Aim of the exercise
Whatever the data contains, copy all of it exactly.

[Given data — start]

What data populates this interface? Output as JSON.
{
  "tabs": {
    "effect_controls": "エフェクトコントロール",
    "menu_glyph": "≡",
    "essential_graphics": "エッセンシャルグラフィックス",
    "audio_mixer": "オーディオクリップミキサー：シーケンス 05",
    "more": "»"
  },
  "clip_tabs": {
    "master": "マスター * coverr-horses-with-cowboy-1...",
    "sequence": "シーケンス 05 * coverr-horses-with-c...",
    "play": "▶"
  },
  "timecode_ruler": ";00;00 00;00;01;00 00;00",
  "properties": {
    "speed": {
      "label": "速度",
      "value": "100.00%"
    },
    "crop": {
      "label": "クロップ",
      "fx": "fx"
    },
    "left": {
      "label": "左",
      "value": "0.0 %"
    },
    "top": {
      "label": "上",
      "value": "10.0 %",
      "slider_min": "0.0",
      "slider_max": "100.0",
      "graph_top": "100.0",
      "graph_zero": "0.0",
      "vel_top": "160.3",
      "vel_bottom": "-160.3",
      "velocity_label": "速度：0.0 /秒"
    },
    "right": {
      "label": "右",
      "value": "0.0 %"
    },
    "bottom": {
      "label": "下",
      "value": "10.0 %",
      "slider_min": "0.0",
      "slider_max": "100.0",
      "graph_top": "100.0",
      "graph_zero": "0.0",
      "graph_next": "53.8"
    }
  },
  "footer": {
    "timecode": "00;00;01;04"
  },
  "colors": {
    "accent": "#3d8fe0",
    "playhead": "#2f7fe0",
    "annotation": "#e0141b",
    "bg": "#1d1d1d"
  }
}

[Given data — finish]

Problem solution
What data populates this interface? Output as JSON.
{
  "tabs": {
    "effect_controls": "エフェクトコントロール",
    "menu_glyph": "≡",
    "essential_graphics": "エッセンシャルグラフィックス",
    "audio_mixer": "オーディオクリップミキサー：シーケンス 05",
    "more": "»"
  },
  "clip_tabs": {
    "master": "マスター * coverr-horses-with-cowboy-1...",
    "sequence": "シーケンス 05 * coverr-horses-with-c...",
    "play": "▶"
  },
  "timecode_ruler": ";00;00 00;00;01;00 00;00",
  "properties": {
    "speed": {
      "label": "速度",
      "value": "100.00%"
    },
    "crop": {
      "label": "クロップ",
      "fx": "fx"
    },
    "left": {
      "label": "左",
      "value": "0.0 %"
    },
    "top": {
      "label": "上",
      "value": "10.0 %",
      "slider_min": "0.0",
      "slider_max": "100.0",
      "graph_top": "100.0",
      "graph_zero": "0.0",
      "vel_top": "160.3",
      "vel_bottom": "-160.3",
      "velocity_label": "速度：0.0 /秒"
    },
    "right": {
      "label": "右",
      "value": "0.0 %"
    },
    "bottom": {
      "label": "下",
      "value": "10.0 %",
      "slider_min": "0.0",
      "slider_max": "100.0",
      "graph_top": "100.0",
      "graph_zero": "0.0",
      "graph_next": "53.8"
    }
  },
  "footer": {
    "timecode": "00;00;01;04"
  },
  "colors": {
    "accent": "#3d8fe0",
    "playhead": "#2f7fe0",
    "annotation": "#e0141b",
    "bg": "#1d1d1d"
  }
}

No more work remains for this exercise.